== Data for this exercise ==

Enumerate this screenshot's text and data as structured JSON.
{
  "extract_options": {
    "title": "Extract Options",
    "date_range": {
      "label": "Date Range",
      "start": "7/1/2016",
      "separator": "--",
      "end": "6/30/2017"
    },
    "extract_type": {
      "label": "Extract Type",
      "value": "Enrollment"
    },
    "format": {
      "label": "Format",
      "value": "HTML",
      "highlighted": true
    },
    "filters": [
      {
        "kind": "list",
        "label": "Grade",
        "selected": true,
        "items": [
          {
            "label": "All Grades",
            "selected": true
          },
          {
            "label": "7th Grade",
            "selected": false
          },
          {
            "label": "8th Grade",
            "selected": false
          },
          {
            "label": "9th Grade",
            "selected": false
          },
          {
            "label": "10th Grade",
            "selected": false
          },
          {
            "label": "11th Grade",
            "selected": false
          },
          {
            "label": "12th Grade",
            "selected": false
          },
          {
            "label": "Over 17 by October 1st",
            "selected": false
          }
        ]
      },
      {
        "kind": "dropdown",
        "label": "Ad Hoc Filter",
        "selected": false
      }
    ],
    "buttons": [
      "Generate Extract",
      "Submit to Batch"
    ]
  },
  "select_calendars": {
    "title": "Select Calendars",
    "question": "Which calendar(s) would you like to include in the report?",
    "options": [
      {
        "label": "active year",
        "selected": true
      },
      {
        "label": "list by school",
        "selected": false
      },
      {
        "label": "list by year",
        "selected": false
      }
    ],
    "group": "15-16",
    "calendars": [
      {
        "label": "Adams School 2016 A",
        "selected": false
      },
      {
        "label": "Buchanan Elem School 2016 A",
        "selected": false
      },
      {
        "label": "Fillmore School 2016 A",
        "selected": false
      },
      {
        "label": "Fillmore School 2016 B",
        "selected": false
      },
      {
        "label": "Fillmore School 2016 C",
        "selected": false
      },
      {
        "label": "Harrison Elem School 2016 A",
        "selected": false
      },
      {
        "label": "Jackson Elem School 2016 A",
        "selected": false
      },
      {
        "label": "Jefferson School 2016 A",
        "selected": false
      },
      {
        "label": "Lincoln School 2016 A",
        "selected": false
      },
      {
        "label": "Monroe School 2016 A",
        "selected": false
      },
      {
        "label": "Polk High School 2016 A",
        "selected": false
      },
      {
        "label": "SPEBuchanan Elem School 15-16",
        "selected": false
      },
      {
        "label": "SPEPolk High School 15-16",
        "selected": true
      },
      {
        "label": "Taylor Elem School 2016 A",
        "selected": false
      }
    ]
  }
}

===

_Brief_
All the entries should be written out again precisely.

_Written solution_
Enumerate this screenshot's text and data as structured JSON.
{
  "extract_options": {
    "title": "Extract Options",
    "date_range": {
      "label": "Date Range",
      "start": "7/1/2016",
      "separator": "--",
      "end": "6/30/2017"
    },
    "extract_type": {
      "label": "Extract Type",
      "value": "Enrollment"
    },
    "format": {
      "label": "Format",
      "value": "HTML",
      "highlighted": true
    },
    "filters": [
      {
        "kind": "list",
        "label": "Grade",
        "selected": true,
        "items": [
          {
            "label": "All Grades",
            "selected": true
          },
          {
            "label": "7th Grade",
            "selected": false
          },
          {
            "label": "8th Grade",
            "selected": false
          },
          {
            "label": "9th Grade",
            "selected": false
          },
          {
            "label": "10th Grade",
            "selected": false
          },
          {
            "label": "11th Grade",
            "selected": false
          },
          {
            "label": "12th Grade",
            "selected": false
          },
          {
            "label": "Over 17 by October 1st",
            "selected": false
          }
        ]
      },
      {
        "kind": "dropdown",
        "label": "Ad Hoc Filter",
        "selected": false
      }
    ],
    "buttons": [
      "Generate Extract",
      "Submit to Batch"
    ]
  },
  "select_calendars": {
    "title": "Select Calendars",
    "question": "Which calendar(s) would you like to include in the report?",
    "options": [
      {
        "label": "active year",
        "selected": true
      },
      {
        "label": "list by school",
        "selected": false
      },
      {
        "label": "list by year",
        "selected": false
      }
    ],
    "group": "15-16",
    "calendars": [
      {
        "label": "Adams School 2016 A",
        "selected": false
      },
      {
        "label": "Buchanan Elem School 2016 A",
        "selected": false
      },
      {
        "label": "Fillmore School 2016 A",
        "selected": false
      },
      {
        "label": "Fillmore School 2016 B",
        "selected": false
      },
      {
        "label": "Fillmore School 2016 C",
        "selected": false
      },
      {
        "label": "Harrison Elem School 2016 A",
        "selected": false
      },
      {
        "label": "Jackson Elem School 2016 A",
        "selected": false
      },
      {
        "label": "Jefferson School 2016 A",
        "selected": false
      },
      {
        "label": "Lincoln School 2016 A",
        "selected": false
      },
      {
        "label": "Monroe School 2016 A",
        "selected": false
      },
      {
        "label": "Polk High School 2016 A",
        "selected": false
      },
      {
        "label": "SPEBuchanan Elem School 15-16",
        "selected": false
      },
      {
        "label": "SPEPolk High School 15-16",
        "selected": true
      },
      {
        "label": "Taylor Elem School 2016 A",
        "selected": false
      }
    ]
  }
}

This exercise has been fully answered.